The Indigenous and Remote Eye Health Service (IRIS) — delivered by Vanguard Health — has been making a difference to the lives of First Nations people living with cataract for more than a decade.
The IRIS program was the first of its kind when it was established in 2010, following advocacy by the Australian Society of Ophthalmologists to attain funding from the federal government.
Today, it’s returning to the Northern Territory (NT), after being awarded an Australian Government contract to provide at least 800 cataract surgeries to the NT’s First Nations people over the next two years.
The timing could not be better, with Indigenous Australians waiting 48 days longer, on average, than non-Indigenous Australians for sight-saving cataract surgery.
It also follows a 4.8 per cent increase in cataract surgery waiting times for Indigenous Australians compared to non-Indigenous Australians, between 2017–18 and 2019–20, despite waiting periods remaining consistent for non-Indigenous Australians.
All Australians deserve equal access to safe and high-quality eye-health services, but the statistics reinforce that more needs to be done to improve health outcomes for First Nations communities. Aboriginal and Torres Strait Islander communities experience vision impairment and blindness at three times the rate of other Australians. When we break this down further and look at the main causes, cataract is second on the list and responsible for 20 per cent of cases.
This is why Vanguard Health delivers the IRIS program, a model specifically designed to engage with and support the participation of more Australian ophthalmologists in outreach service.
Ophthalmologists play a crucial role in the IRIS program and help our teams contribute to achieving real patient outcomes through the delivery of eye clinics and surgical services directly to remote and rural communities across Australia.
We also recognise that bringing additional resources into rural and remote communities is essential to provide culturally appropriate care to First Nations people on Country, while reducing the growing wait times for cataract surgery.
Patients often report to us they want to be able to undertake basic tasks, like gardening and fishing, that connect them to Country but have become challenging with a vision impairment — a message we heard repeatedly in our most recent trip to Katherine in the NT.

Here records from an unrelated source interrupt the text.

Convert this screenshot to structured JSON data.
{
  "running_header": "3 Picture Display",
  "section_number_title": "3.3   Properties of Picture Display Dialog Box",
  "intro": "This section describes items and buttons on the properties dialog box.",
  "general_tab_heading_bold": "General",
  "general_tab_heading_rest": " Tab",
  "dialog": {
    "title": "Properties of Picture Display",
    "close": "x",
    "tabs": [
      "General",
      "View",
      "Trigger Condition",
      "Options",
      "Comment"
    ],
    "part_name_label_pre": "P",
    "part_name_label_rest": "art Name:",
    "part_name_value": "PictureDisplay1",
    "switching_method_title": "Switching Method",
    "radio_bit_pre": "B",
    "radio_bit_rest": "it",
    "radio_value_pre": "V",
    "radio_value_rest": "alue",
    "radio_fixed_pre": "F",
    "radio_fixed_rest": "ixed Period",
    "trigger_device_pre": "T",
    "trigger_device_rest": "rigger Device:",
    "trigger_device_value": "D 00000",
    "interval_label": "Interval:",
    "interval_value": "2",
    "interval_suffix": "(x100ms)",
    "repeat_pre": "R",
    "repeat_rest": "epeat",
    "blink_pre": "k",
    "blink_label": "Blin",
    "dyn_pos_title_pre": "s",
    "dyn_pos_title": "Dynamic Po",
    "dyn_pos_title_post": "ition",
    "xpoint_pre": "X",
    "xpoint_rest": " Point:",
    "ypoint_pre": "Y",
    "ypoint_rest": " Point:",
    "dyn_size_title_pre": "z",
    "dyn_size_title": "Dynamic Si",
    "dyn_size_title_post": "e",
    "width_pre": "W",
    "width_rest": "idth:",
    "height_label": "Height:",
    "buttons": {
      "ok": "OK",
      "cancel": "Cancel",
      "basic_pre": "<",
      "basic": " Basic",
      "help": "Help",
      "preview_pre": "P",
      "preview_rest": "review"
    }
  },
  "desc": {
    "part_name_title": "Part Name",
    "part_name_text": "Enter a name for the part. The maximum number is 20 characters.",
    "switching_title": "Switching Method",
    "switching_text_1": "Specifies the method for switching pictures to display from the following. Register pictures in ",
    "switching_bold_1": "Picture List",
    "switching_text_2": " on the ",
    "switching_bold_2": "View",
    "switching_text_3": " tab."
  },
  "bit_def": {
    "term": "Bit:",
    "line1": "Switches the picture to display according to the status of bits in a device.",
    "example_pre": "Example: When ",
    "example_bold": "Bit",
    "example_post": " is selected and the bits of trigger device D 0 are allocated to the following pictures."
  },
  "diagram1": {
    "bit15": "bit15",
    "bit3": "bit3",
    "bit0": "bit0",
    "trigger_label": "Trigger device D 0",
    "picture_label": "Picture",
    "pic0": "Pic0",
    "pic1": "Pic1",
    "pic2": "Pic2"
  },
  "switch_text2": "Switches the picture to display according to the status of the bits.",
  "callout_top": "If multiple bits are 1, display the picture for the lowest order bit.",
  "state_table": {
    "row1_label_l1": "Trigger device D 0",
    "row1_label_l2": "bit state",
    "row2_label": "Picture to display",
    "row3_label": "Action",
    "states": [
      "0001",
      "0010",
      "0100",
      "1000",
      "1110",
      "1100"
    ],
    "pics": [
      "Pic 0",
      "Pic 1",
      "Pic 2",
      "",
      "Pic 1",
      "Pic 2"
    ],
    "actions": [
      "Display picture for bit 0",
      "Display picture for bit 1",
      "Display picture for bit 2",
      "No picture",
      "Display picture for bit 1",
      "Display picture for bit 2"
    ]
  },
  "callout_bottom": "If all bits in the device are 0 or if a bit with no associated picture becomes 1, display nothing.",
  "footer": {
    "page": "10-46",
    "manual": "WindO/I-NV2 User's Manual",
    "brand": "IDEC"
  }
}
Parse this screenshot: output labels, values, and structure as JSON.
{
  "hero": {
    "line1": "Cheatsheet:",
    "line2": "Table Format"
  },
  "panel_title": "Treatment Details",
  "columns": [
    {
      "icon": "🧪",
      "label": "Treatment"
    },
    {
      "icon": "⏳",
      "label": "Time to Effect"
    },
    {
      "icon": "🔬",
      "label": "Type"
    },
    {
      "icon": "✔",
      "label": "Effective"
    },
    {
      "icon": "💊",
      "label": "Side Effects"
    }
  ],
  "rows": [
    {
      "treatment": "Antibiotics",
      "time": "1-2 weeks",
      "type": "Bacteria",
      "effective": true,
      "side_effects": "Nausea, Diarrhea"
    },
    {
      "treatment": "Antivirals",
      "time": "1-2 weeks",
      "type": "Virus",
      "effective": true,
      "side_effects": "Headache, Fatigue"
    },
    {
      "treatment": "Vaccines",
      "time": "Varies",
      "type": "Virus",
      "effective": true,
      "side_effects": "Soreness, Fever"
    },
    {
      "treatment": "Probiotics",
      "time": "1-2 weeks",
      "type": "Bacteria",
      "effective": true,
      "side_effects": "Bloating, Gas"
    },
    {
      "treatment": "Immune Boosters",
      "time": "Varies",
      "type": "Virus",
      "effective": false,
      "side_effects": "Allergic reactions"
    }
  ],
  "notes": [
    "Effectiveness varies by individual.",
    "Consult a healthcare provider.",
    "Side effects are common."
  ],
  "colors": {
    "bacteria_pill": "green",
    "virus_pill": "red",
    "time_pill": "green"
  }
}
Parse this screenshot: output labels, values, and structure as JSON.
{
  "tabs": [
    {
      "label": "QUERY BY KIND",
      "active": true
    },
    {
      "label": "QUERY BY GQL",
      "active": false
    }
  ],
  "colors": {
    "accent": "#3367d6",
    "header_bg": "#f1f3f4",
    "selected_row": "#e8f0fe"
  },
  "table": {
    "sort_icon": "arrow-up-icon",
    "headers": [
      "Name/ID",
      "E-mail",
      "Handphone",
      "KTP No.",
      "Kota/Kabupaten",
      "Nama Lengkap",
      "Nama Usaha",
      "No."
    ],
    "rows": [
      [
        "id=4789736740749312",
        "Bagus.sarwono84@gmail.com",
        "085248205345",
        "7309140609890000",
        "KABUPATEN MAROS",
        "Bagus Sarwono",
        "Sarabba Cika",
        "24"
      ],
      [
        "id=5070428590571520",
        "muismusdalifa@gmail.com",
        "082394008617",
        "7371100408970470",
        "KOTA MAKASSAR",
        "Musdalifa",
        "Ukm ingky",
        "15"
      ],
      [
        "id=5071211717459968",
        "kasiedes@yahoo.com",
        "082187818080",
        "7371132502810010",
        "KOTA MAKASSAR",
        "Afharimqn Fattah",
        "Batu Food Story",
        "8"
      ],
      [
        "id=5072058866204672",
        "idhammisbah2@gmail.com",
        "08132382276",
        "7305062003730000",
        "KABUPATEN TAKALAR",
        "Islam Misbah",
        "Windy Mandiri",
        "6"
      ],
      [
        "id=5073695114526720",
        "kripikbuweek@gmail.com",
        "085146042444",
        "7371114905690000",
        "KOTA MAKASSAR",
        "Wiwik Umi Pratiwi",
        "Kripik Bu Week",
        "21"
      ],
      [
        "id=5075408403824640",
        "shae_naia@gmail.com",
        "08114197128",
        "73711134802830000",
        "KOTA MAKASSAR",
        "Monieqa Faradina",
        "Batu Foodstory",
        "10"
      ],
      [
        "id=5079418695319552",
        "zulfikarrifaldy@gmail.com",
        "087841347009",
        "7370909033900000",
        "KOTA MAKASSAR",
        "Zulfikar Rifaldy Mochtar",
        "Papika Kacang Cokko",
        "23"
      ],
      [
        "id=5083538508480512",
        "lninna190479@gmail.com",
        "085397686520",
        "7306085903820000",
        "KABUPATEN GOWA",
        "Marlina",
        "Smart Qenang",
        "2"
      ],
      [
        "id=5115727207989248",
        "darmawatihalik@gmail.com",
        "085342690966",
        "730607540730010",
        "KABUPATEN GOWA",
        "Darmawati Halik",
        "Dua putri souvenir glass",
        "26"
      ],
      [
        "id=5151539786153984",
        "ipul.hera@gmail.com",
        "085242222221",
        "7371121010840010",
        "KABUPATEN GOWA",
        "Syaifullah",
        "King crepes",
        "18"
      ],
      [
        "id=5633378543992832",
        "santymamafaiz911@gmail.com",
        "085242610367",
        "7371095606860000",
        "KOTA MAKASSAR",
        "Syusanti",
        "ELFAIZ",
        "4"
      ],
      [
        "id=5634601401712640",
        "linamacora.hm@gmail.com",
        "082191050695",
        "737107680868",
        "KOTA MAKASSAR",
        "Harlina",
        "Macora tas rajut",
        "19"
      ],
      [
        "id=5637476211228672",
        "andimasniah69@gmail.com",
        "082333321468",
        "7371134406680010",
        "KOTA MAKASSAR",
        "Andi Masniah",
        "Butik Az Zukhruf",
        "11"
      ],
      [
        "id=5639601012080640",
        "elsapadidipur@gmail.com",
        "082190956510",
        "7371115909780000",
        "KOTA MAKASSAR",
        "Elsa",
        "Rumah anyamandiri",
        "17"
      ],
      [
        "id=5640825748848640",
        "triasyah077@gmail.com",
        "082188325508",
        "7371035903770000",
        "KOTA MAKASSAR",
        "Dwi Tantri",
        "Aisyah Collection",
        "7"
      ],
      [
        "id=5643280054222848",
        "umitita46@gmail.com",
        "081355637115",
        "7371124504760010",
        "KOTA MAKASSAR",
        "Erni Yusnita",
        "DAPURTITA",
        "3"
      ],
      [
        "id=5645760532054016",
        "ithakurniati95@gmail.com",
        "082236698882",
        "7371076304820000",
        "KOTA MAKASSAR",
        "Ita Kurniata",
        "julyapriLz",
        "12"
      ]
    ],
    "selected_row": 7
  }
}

We work closely and collaboratively with Aboriginal Community Controlled Health Organisations (ACCHOs) and local health services to provide a seamless service for patients and remove the complexities and stress associated with getting to and from their remote communities to a hospital for treatment.
For our clinical teams delivering the IRIS program, there are few things more rewarding than returning the gift of sight and quality of life to the patients we treat.
A typical IRIS program team will consist of an ophthalmologist (eye surgeon), medical registrar, registered nurse, theatre nurse, orthoptist/optometrist and an outreach coordinator — all of whom are overseen by a program manager.
At the IRIS program, we welcome providing additional support to all and any state and territory health services that are seeking to bridge the gap and reduce the cataract waiting lists for Indigenous patients.